“I was so surprised when I walked up I just started crying; I was so happy,” Dodge said. She knew she’d be going to prom with Gwinn and had encouraged him to come up with a creative way to ask her, but she wasn’t expecting it that day. “I had no idea what he was going to do so it was a good surprise.”
Here are some of the other ideas students have come up with:
∎ Bow junior Ben Reed covered his car in paper that said “Prom?” in big letters, then called his girlfriend, Aurora Van De Water, down to the main office over the school intercom.
∎ Pembroke senior Brandon Bachelder asked sophomore Maranda Bush during a schoolwide assembly, walking out with flowers as five students held up signs that spelled out “Prom?”
∎ Pembroke junior Spencer Smith also changed the letters on a sign outside of the school to ask Lexi Duclos to be his date.
∎ Eric Ives, a Franklin senior, was asked by his girlfriend who attends Plymouth Regional through fortune cookie messages, with the twist being that she made the fortune cookies herself.
∎ Rebecca Walchak, a Concord student who graduated in January, came home to a path of roses from her driveway up to her bedroom and an invitation hanging around her dog’s neck.
What prompts the students to go above and beyond a simple invitation?

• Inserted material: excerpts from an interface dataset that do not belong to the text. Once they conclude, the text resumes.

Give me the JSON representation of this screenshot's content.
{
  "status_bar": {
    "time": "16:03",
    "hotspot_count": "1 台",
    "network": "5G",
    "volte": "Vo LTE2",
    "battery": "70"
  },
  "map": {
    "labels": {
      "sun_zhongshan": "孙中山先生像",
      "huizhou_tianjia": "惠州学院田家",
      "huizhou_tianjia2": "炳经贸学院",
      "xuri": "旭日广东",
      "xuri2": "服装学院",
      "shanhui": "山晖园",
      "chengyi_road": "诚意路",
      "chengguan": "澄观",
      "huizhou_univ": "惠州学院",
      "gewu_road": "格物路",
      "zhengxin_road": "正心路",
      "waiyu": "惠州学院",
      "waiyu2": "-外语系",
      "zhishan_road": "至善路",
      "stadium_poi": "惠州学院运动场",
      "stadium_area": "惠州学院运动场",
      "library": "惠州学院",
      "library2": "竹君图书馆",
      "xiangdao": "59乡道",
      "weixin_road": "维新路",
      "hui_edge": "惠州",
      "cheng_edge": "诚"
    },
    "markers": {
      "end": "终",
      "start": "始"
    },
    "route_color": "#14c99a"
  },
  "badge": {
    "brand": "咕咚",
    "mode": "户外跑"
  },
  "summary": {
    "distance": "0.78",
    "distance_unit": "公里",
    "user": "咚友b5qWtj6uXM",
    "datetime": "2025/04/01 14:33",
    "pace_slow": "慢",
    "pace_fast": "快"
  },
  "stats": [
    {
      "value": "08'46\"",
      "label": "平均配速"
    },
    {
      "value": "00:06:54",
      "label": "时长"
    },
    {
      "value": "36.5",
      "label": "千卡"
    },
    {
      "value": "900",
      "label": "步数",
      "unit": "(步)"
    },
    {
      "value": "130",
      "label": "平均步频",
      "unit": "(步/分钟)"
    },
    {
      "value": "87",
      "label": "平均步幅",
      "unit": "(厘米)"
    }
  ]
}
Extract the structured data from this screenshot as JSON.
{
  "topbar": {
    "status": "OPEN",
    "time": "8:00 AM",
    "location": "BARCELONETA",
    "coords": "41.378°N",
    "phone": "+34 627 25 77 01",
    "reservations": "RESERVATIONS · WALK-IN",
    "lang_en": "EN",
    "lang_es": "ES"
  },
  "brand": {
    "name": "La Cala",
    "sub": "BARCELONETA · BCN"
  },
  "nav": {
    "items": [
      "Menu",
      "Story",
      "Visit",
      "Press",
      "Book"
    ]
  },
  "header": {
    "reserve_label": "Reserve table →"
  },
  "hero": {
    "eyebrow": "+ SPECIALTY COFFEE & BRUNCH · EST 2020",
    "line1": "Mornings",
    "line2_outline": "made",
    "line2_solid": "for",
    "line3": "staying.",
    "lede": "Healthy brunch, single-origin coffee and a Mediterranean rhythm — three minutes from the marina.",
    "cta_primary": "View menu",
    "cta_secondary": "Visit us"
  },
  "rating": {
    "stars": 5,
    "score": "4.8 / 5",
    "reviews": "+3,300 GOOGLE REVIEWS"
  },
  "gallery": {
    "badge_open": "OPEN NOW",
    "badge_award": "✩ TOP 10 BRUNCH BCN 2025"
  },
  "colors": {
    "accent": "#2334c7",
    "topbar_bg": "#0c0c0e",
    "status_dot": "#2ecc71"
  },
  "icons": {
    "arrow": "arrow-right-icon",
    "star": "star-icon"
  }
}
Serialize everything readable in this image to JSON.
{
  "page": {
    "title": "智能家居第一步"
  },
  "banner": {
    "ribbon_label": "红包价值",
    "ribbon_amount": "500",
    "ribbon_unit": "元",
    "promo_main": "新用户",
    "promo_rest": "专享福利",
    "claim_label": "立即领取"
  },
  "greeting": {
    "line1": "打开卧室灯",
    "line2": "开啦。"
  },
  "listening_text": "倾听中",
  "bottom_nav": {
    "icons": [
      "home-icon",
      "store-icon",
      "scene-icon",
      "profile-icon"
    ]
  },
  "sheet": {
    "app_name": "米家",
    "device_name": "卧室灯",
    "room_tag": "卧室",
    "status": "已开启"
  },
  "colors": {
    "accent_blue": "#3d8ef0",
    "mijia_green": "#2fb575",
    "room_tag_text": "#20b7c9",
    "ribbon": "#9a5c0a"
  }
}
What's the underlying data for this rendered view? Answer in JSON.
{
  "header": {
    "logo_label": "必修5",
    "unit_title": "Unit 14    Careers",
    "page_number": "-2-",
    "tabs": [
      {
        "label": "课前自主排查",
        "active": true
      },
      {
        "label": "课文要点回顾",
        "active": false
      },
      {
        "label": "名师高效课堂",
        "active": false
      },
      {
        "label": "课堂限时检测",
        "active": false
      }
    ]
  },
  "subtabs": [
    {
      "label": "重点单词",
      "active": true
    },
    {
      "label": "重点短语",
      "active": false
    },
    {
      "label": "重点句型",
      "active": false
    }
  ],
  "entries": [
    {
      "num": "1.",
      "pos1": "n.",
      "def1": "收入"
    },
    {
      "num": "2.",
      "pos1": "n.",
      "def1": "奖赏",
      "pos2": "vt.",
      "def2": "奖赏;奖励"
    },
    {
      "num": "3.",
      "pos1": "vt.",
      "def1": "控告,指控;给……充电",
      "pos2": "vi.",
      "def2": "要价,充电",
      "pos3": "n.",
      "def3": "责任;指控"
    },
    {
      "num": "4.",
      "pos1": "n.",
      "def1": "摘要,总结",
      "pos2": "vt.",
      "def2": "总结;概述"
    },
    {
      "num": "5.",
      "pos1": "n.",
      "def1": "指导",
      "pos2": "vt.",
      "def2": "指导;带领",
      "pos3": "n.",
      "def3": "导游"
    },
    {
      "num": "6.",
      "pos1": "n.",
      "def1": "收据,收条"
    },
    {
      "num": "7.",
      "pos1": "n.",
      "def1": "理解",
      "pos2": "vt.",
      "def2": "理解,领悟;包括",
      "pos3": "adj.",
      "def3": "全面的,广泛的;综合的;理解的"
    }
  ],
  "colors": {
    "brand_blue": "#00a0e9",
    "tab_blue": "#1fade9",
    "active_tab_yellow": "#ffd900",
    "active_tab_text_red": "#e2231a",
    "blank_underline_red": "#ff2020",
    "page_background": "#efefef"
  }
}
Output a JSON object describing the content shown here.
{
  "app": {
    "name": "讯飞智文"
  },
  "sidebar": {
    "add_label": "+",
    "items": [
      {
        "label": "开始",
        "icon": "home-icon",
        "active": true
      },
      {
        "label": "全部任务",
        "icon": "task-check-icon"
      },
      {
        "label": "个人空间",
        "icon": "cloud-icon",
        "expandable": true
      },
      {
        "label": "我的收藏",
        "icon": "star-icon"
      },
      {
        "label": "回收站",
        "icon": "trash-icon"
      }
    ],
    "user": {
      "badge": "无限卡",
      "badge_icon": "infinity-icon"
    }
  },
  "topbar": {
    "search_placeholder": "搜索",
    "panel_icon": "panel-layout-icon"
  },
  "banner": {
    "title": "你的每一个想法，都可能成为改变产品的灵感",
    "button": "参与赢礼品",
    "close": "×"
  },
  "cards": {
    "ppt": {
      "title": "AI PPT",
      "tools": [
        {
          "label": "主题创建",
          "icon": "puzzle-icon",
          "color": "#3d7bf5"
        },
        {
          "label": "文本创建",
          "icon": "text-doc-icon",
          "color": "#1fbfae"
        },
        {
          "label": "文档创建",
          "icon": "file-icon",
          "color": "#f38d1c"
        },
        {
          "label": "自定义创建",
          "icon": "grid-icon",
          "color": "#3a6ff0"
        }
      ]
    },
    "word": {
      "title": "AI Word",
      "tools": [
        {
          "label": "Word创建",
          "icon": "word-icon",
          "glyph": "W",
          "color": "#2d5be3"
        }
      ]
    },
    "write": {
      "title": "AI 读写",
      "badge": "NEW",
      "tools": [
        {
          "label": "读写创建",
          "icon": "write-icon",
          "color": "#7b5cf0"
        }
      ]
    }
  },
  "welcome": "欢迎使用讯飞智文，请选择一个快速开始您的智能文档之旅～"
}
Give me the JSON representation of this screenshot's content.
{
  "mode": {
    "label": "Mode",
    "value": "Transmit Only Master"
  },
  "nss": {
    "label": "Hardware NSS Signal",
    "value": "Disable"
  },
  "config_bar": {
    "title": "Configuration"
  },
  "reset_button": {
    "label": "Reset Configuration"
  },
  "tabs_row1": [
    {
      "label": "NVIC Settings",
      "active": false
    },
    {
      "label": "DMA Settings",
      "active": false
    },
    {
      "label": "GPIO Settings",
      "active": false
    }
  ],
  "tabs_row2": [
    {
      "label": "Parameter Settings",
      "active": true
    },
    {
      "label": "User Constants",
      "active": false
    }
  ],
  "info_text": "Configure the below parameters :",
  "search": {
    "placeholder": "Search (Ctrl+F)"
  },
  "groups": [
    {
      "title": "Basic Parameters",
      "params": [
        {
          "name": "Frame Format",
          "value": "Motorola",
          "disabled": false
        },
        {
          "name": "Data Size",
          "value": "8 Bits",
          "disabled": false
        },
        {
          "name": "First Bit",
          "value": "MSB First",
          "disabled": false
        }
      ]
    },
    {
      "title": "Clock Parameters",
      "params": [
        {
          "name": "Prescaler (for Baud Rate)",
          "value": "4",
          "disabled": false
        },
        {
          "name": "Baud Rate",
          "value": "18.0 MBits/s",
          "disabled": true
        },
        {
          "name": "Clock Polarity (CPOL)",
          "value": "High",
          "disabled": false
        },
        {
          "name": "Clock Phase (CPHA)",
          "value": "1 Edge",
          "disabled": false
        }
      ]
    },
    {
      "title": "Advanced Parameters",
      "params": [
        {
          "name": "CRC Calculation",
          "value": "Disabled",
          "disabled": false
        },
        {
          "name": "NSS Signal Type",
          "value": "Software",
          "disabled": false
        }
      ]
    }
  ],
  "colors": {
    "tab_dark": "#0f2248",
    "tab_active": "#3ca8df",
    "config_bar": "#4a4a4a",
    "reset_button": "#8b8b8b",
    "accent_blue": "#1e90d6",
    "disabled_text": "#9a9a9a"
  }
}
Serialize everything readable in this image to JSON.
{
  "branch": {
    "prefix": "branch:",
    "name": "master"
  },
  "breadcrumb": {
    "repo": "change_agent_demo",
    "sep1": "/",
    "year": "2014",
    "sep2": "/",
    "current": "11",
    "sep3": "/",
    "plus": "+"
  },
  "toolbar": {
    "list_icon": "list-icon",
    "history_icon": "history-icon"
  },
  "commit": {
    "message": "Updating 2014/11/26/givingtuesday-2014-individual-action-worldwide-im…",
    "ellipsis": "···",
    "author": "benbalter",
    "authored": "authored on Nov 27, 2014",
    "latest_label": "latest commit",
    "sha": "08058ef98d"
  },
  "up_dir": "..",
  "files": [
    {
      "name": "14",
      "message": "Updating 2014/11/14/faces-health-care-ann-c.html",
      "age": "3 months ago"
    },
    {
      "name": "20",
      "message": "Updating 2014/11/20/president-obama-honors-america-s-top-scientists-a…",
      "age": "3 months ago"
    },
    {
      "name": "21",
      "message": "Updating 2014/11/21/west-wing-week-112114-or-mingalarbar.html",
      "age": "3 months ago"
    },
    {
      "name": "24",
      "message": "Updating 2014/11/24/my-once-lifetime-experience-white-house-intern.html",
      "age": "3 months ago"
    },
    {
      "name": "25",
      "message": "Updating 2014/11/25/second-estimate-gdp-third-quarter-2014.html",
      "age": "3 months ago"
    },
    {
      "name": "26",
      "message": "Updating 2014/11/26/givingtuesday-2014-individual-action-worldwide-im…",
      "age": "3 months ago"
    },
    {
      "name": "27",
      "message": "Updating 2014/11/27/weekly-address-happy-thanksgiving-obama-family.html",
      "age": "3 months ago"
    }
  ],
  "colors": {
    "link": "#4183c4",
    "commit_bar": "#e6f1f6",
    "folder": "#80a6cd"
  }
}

They want to make their invitations special and memorable, of course. But once one public invitation is made, the pressure is on for other students, said Connor, who got the fake detention.
“When one person does it, it just catches on,” she said. “And it’s sort of almost competitive.”